In honor of American artist Thomas Eakins‘s birthday, here are some of our favorite recent submissions to the in-gallery comment station next to the artist’s Miss Amelia Van Buren, part of Made in the USA. We ask visitors to answer the question, “What is Amelia thinking?” and are receiving dozens of responses a week. Stop by the exhibition or tweet us your submission with #MyAmericanArt.
On my way through the galleries last week, I was stopped by a painting at the top of the stairs leading to the Music Room. There, hanging unassumingly on a wall all to itself, is George Rouault’s Church Interior. What caught me was the strange texture and shape of this otherwise fairly standard painting—the work seems to bubble out from its frame like an expanding balloon. Before looking at the label, I toyed with and quickly discarded a list of possible materials: Glass? No, too thick. Wood? Too smooth a curve. Plastic? Too undulating a surface.
Finishing my game, I gave in and looked to the placard for the answer: enamel on copper! I racked my brain for other examples of works on copper, but couldn’t come up with any. Naturally, my next step was a search of the Phillips’s collection for similar works and then, finding none, of the world at large. It turns out that copper had something of a heyday in the 16th and 17th centuries as an artistic canvas, of interest to El Greco, Rembrandt, and a slew of others.
Amy Wike, Marketing Manager

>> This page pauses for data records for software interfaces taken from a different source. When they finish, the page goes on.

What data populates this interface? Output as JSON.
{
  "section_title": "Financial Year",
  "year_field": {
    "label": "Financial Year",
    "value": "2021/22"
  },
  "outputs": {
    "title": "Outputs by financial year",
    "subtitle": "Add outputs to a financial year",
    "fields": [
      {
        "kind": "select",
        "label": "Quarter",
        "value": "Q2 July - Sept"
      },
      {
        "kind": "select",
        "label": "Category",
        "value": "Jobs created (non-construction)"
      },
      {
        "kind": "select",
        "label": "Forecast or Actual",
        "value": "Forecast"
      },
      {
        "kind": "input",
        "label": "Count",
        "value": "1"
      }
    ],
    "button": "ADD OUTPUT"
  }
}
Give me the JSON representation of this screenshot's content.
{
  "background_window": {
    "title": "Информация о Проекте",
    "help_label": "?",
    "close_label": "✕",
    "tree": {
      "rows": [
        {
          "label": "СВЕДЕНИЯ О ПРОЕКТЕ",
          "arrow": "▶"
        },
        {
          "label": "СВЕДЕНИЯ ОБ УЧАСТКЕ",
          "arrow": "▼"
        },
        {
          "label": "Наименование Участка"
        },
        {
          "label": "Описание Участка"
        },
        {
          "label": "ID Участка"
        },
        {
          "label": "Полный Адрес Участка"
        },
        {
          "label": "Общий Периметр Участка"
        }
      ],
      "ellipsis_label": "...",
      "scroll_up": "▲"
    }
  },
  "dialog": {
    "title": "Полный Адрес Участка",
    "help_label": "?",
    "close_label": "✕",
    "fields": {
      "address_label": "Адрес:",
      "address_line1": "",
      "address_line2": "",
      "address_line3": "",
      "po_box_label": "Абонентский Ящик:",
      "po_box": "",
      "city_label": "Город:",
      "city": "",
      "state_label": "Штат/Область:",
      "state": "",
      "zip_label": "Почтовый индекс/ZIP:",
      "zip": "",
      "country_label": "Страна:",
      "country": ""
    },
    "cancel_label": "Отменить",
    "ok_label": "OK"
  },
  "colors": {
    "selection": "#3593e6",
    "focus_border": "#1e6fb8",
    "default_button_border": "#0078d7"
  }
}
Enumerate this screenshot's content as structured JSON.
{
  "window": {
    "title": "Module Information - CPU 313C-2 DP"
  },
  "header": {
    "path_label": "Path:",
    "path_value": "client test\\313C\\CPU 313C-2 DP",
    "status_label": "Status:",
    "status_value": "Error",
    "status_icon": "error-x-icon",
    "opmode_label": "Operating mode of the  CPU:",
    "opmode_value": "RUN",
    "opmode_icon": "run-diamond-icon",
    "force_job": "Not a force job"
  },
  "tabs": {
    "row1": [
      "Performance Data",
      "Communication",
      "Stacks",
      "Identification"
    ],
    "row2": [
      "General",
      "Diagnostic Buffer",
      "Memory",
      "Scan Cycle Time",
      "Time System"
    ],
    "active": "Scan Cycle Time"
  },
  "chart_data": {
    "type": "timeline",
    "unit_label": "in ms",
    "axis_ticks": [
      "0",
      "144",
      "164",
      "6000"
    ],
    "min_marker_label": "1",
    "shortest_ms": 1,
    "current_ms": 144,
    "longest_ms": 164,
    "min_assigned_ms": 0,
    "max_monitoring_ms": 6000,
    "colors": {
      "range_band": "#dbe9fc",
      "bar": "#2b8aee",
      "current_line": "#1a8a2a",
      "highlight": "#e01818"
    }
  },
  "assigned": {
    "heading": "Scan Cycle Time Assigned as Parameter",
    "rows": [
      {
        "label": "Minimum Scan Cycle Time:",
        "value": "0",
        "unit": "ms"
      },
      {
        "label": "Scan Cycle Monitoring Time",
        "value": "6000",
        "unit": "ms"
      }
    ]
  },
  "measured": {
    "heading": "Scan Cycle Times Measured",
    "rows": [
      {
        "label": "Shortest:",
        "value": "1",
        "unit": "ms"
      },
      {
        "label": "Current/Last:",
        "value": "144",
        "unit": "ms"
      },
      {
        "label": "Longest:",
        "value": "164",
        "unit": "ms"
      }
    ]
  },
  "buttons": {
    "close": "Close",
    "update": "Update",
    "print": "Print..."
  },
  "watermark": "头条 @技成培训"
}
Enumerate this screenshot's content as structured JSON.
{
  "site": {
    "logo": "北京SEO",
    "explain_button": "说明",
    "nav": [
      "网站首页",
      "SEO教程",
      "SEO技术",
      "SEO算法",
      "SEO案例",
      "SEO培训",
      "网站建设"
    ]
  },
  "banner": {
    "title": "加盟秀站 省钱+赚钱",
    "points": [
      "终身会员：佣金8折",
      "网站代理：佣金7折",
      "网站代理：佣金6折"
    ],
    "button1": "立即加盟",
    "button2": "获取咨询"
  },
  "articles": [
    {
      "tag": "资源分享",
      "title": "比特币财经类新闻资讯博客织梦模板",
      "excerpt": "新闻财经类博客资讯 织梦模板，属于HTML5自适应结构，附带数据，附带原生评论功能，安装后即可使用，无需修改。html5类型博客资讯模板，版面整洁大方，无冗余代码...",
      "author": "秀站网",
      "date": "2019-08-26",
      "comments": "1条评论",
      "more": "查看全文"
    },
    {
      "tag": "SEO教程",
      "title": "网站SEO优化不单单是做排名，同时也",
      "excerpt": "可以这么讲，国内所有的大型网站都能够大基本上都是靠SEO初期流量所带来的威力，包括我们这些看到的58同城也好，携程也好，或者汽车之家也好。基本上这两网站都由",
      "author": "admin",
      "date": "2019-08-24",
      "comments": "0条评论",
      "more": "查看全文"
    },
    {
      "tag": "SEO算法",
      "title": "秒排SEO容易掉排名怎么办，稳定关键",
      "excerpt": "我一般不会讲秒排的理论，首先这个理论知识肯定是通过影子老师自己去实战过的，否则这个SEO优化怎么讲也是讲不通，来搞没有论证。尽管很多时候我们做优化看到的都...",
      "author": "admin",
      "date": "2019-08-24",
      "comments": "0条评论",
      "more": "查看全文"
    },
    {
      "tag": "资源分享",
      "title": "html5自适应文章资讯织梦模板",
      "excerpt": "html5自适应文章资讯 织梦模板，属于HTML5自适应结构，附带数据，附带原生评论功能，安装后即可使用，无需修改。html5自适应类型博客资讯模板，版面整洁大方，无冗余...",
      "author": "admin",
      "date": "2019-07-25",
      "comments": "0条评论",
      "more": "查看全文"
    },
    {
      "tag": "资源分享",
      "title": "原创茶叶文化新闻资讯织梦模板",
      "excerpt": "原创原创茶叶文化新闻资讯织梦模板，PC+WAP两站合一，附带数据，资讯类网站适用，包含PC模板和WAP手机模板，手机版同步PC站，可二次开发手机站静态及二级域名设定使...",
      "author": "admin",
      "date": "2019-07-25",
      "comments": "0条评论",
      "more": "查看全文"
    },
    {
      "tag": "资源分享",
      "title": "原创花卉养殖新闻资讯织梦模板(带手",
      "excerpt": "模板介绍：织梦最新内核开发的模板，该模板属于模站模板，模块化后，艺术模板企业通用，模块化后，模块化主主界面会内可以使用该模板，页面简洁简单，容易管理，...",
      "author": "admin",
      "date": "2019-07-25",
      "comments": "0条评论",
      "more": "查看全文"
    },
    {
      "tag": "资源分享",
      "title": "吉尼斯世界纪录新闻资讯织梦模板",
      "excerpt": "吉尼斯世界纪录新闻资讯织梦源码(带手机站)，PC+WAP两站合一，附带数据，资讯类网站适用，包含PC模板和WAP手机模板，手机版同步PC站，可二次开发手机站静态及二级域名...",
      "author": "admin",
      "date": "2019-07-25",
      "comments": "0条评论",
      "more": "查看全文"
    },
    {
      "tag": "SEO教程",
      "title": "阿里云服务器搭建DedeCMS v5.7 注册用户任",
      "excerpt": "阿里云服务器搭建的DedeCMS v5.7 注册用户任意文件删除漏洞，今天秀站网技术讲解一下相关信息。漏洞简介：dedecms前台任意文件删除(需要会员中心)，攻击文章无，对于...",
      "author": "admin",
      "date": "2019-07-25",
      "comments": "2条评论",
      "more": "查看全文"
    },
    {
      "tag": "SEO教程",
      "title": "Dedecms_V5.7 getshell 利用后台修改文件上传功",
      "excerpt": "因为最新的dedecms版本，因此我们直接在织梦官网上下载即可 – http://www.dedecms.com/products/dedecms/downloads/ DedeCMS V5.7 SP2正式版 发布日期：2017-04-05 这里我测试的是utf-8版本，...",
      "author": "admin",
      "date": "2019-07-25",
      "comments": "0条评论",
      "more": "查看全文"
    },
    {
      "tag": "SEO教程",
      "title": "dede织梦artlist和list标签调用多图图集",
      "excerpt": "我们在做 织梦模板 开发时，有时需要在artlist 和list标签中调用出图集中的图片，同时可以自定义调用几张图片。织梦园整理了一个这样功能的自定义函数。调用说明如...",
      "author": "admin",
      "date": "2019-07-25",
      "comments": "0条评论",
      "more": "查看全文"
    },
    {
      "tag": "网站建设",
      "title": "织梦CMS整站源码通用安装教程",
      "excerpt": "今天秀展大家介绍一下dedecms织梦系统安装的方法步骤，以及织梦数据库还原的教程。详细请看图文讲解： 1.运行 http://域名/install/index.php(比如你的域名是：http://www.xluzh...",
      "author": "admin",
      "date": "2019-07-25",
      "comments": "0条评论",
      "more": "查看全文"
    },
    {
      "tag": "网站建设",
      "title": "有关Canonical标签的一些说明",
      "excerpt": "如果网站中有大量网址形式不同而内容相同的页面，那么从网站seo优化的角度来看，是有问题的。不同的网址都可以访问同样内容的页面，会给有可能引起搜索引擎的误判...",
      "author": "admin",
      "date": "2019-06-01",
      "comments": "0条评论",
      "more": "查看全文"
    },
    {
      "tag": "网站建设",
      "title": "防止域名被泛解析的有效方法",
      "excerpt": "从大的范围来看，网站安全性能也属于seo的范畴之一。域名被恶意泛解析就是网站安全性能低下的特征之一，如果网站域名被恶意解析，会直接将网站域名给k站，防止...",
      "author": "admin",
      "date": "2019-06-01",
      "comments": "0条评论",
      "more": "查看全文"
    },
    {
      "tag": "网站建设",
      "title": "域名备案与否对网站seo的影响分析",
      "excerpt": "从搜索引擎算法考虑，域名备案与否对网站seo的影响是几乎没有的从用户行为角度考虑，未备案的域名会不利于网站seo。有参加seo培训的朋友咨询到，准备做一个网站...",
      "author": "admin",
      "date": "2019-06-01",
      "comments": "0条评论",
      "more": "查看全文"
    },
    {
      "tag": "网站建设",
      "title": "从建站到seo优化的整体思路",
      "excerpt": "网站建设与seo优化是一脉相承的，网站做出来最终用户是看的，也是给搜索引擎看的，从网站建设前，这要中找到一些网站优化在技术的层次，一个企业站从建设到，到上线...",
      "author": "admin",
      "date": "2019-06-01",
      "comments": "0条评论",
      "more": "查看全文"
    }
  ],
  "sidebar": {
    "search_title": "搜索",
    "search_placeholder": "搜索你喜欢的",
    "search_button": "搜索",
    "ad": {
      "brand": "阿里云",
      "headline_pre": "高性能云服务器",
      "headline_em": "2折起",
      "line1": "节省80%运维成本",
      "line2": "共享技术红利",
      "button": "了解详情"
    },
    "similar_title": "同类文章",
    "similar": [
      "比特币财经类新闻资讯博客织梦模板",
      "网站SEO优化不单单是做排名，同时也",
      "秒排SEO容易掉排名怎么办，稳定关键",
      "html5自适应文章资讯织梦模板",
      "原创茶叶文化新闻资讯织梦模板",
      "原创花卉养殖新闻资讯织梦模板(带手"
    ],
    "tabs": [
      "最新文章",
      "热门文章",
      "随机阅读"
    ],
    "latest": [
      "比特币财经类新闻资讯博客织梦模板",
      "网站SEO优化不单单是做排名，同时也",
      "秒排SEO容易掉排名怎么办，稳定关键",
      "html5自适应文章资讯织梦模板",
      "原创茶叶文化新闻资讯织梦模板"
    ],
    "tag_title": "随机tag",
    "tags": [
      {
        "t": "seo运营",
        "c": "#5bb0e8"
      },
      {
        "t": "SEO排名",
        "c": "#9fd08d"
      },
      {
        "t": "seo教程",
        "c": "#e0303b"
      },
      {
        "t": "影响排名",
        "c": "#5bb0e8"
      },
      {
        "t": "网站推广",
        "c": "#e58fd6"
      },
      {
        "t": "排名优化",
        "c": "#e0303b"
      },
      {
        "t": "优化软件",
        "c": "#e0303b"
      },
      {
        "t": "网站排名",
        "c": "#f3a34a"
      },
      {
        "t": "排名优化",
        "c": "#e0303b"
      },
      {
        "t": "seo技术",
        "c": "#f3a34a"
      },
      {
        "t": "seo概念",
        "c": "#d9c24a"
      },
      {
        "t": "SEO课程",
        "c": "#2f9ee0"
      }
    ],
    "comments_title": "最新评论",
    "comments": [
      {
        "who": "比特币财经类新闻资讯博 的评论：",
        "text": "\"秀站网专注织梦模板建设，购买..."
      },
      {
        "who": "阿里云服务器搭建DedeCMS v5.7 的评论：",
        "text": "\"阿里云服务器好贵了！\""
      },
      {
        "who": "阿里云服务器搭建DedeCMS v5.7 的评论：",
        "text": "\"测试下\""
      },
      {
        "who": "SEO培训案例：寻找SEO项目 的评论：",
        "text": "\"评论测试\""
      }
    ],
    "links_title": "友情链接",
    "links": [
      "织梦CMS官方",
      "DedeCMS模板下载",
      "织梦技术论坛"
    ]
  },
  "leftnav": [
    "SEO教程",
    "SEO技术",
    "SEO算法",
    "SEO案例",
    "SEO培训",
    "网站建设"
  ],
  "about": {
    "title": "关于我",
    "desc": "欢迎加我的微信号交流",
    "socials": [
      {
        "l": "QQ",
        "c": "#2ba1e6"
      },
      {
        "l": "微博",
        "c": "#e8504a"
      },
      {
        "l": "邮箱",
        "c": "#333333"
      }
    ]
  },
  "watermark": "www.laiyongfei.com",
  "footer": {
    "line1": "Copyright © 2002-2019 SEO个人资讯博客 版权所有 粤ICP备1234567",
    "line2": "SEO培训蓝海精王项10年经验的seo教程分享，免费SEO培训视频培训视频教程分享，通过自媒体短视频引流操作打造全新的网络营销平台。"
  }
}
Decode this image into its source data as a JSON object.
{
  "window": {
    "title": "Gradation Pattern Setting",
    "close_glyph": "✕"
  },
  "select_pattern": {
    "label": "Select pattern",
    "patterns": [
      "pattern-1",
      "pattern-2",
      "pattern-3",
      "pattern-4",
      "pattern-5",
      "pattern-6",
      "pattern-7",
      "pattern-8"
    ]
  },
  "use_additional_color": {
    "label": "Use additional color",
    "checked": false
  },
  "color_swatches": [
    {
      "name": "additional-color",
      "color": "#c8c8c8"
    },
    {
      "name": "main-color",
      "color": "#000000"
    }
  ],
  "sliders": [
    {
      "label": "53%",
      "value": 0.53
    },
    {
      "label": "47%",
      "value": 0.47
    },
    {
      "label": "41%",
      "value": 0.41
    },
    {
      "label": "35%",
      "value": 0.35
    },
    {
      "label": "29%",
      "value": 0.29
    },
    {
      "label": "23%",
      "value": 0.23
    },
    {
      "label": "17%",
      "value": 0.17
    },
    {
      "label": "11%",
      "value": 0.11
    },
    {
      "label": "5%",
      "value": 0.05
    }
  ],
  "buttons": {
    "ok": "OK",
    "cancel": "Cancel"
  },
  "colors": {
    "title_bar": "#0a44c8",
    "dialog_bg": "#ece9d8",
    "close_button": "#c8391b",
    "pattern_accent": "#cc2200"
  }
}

To learn more about this painting on the anniversary of Edward Hopper’s birth, below is an oral history transcript from the Archives of American Art in which Hopper was asked about what gives this work its intense feeling. See the painting on view in the Made in the USA show through August 31.
JOHN MORSE: Mr. Hopper, I’d like to ask you about one particular picture that made a great impression on me when I first saw it at the Whitney exhibition, and still does, although now it’s in the Duncan Phillips Collection in Washington. That’s Approaching a City, and I’m quite sure, or how I could put it into words, the particular appeal of this picture—maybe it’s impossible—but I would like to hear what you have to say about it.
EDWARD HOPPER: Well, I’ve always been interested in approaching a big city in a train, and I can’t exactly describe the sensations, but they’re entirely human and perhaps have nothing to do with aesthetics. There is a certain fear and anxiety and a great visual interest in the things that one sees coming into a great city. I think that’s about all I can say about it.
JOHN MORSE: Well, in painting this picture were you aware of these wonderful solid geometric forms that took my eye at once?
EDWARD HOPPER: Well, I suppose I was. I tried for those things more or less unintentionally.
JOHN MORSE: Would you go so far as to say it’s almost a subconscious result, effect?
EDWARD HOPPER: Yes, I think so.
JOHN MORSE: But what was in your mind when you were painting it, I gather then, was this feeling of approaching a city?
EDWARD HOPPER: Yes.
JOHN MORSE: Thank you.
From: Oral history interview with Edward Hopper, 1959 June 17, Archives of American Art, Smithsonian Institution. http://www.aaa.si.edu/collections/interviews/oral-history-interview-edward-hopper-11844